TSAs are important to schools to show where they might be going wrong, says Ma On Shan Methodist Primary School principal, Chan Kam-fai. He says the Territory-wide System Assessment is an important guide to show a school's strengths and key areas that needed change.
The tests are very unpopular. At a special Legislative Council hearing last Sunday, the TSA Concern Group submitted a 43,623-signature petition to end the exam for Primary Three students. The hearing was attended by more than 100 members of the public, including parents, educators and students.
Speaking to Young Post yesterday, Chan said the assessment lets schools keep track of students' progress. "The test shows us what level our students are at and which aspects are particularly weak," he said.

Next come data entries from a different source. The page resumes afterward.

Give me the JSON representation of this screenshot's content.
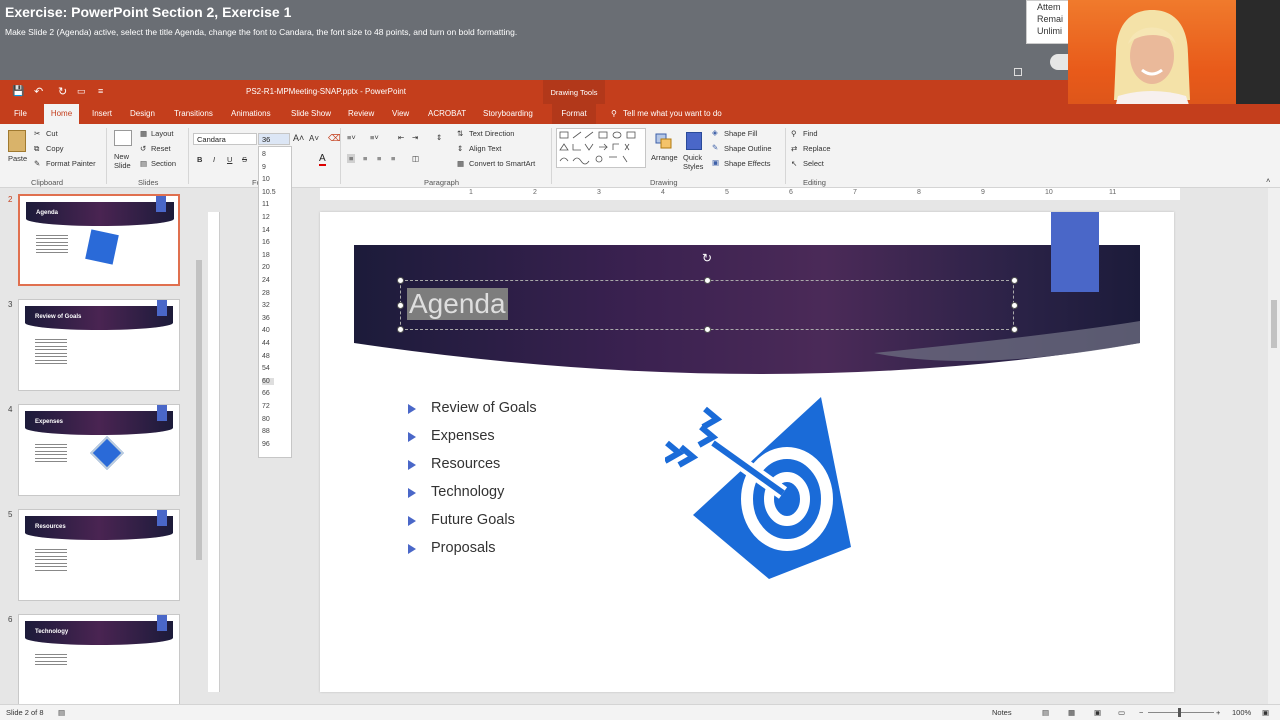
{
  "exercise": {
    "title": "Exercise: PowerPoint Section 2, Exercise 1",
    "description": "Make Slide 2 (Agenda) active, select the title Agenda, change the font to Candara, the font size to 48 points, and turn on bold formatting.",
    "box_lines": [
      "Attem",
      "Remai",
      "Unlimi"
    ]
  },
  "titlebar": {
    "filename": "PS2-R1-MPMeeting-SNAP.pptx - PowerPoint",
    "drawing_tools": "Drawing Tools"
  },
  "tabs": [
    "File",
    "Home",
    "Insert",
    "Design",
    "Transitions",
    "Animations",
    "Slide Show",
    "Review",
    "View",
    "ACROBAT",
    "Storyboarding",
    "Format"
  ],
  "tellme": "Tell me what you want to do",
  "ribbon": {
    "clipboard": {
      "paste": "Paste",
      "cut": "Cut",
      "copy": "Copy",
      "format_painter": "Format Painter",
      "label": "Clipboard"
    },
    "slides": {
      "new_slide": "New Slide",
      "layout": "Layout",
      "reset": "Reset",
      "section": "Section",
      "label": "Slides"
    },
    "font": {
      "name": "Candara",
      "size": "36",
      "label": "Fo"
    },
    "paragraph": {
      "text_direction": "Text Direction",
      "align_text": "Align Text",
      "smartart": "Convert to SmartArt",
      "label": "Paragraph"
    },
    "drawing": {
      "arrange": "Arrange",
      "quick_styles": "Quick Styles",
      "shape_fill": "Shape Fill",
      "shape_outline": "Shape Outline",
      "shape_effects": "Shape Effects",
      "label": "Drawing"
    },
    "editing": {
      "find": "Find",
      "replace": "Replace",
      "select": "Select",
      "label": "Editing"
    }
  },
  "font_sizes": [
    "8",
    "9",
    "10",
    "10.5",
    "11",
    "12",
    "14",
    "16",
    "18",
    "20",
    "24",
    "28",
    "32",
    "36",
    "40",
    "44",
    "48",
    "54",
    "60",
    "66",
    "72",
    "80",
    "88",
    "96"
  ],
  "font_size_highlighted": "60",
  "ruler_marks": [
    "1",
    "2",
    "3",
    "4",
    "5",
    "6",
    "7",
    "8",
    "9",
    "10",
    "11"
  ],
  "thumbnails": [
    {
      "num": "2",
      "title": "Agenda",
      "selected": true
    },
    {
      "num": "3",
      "title": "Review of Goals",
      "selected": false
    },
    {
      "num": "4",
      "title": "Expenses",
      "selected": false
    },
    {
      "num": "5",
      "title": "Resources",
      "selected": false
    },
    {
      "num": "6",
      "title": "Technology",
      "selected": false
    }
  ],
  "slide": {
    "title": "Agenda",
    "bullets": [
      "Review of Goals",
      "Expenses",
      "Resources",
      "Technology",
      "Future Goals",
      "Proposals"
    ]
  },
  "status": {
    "slide_of": "Slide 2 of 8",
    "notes": "Notes",
    "zoom": "100%"
  },
  "colors": {
    "ppt_red": "#c43e1c",
    "accent_blue": "#4a67c8",
    "banner_dark": "#1c1b3a"
  }
}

For example, if the results show students have a hard time forming proper questions, the school can adjust their strategies.
He added that even without TSAs, students would still be under intense pressure. "If the Education Bureau scrapped the city-wide assessment, the schools would still have their own internal assessment to test students. So it's better to focus on how they can make the TSA more suitable to pupils' levels and needs."
Young Post reader Leung Ho-yi from Tsuen Wan Public Ho Cheun Yiu Memorial College says that scrapping the exams would do nothing to lift the pressure from students.
"Parents will arrange a lot of activities, like piano lessons or sports, so young people won't have enough time to relax. Their childhood will still be affected," she said. "Parents and schools have the responsibility to ensure a better school life for us."